That’s right. The Sphere is so popular not just for one particular society or culture. Unfortunately, many of our toys are copied. Meaning, you can go to a small market town in China or anywhere else and see a copy. Sometimes it is our authentic product, sometimes it is not – but it goes into these extremely different cultures. If you go back to your previous question about nature, I think there is a psychological association of transformation and life. I guess that everybody picks up that emotional connection: When you see this special behaviour, you feel it in your body. Maybe a physiological connection because you get a sensation, a physical sensation and a mental and perceptual sensation…
That is why everybody can relate to it, making it so universal.
Some of these phenomena exist in many levels, it is like with the Theo Jansen works and you react in the same way. However, the emphasis that I’m working on right now is that it is more that you have the perception through the emotional connection, then take it to the next level where it begins to offer practical benefits – where you begin to believe transformation is something useful in solving real problems…
“Isis Dome” 3D: In its extended state, it forms a lamella dome whose members display a pattern of interlocking spirals.
Another dome example: No matter what shape, its perimeter stays fixed.

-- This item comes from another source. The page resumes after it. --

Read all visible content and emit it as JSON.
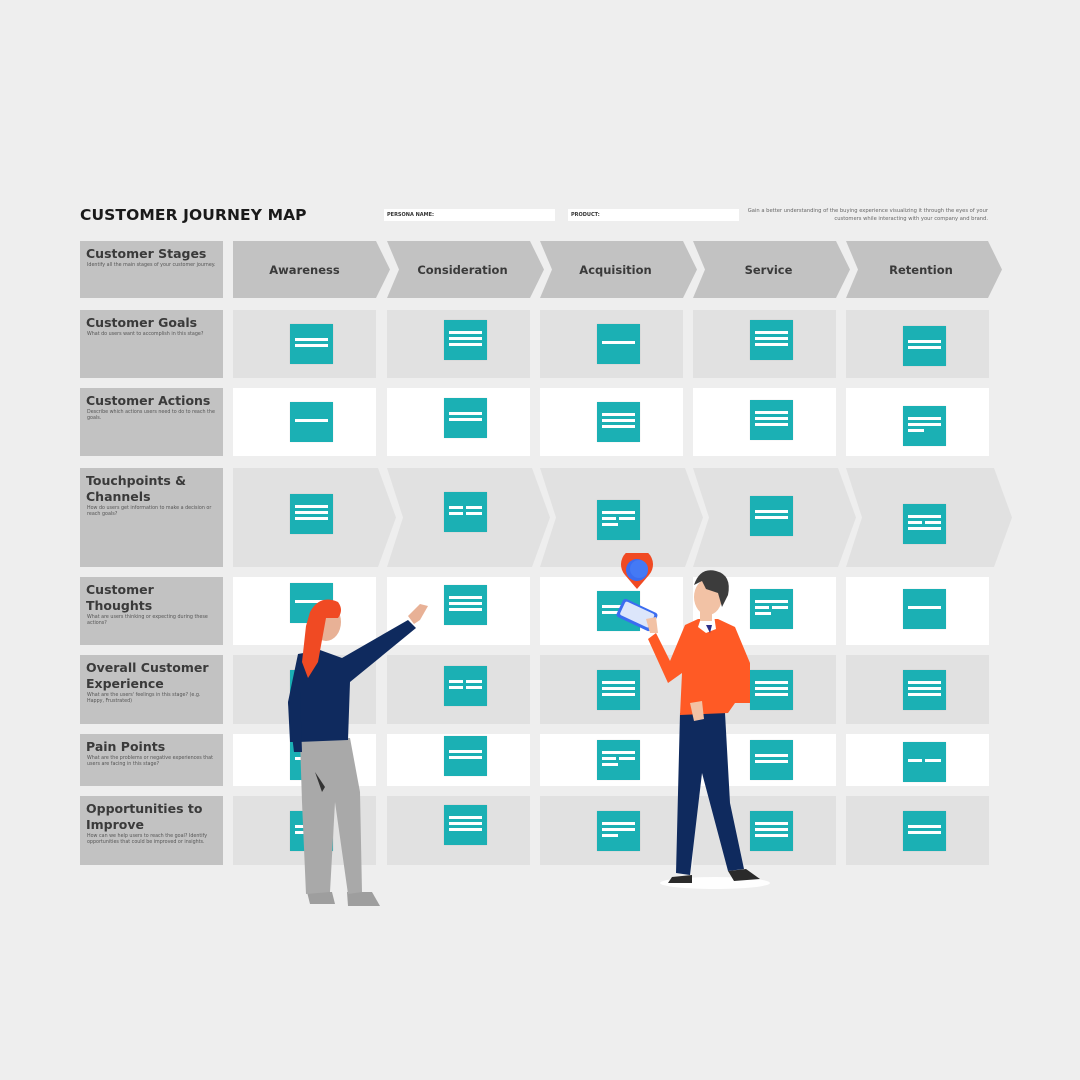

Very true. I also would like to know: Despite your work being based on math, your approach is still a playful one, as you said. So, invention comes of play?
I don’t want to overemphasise this, but in the broad sense: yes. I think creativity and play are very closely related. You have to have a freedom of mind…
… which might be not easy if you have a deadline…
With play you don’t have the constraints. But to create something in the way that most professional people work, you play within the constraints, so the deadline is a constraint. Also, physics and material reality are constraints…
Chuck Hoberman, inventing engineer and open source software friendly architect
Generated from two spiral profiles, similar to the DNA double helix structure: “Expanding Helicoid”, permanent installation at the Inventors Hall of Fame, Akron, Ohio.
That is the exciting thing – to find new ways to play within certain constraints then?
It is exciting to work within constraints, but it is also exciting to collaborate with a team. I work now with eight: Some architects, some engineers, some designers – a mixture.
Lastly, do you like to play with your own toys?
No, not really. But all of what I do is playing, all the creativity is fundamentally play. So I basically play all the time…
Thank you, Chuck Hoberman for your awesome toy inventions! Also, we are quite eager to see your adaptable sustainable technology being realised architecturally within the next year or two!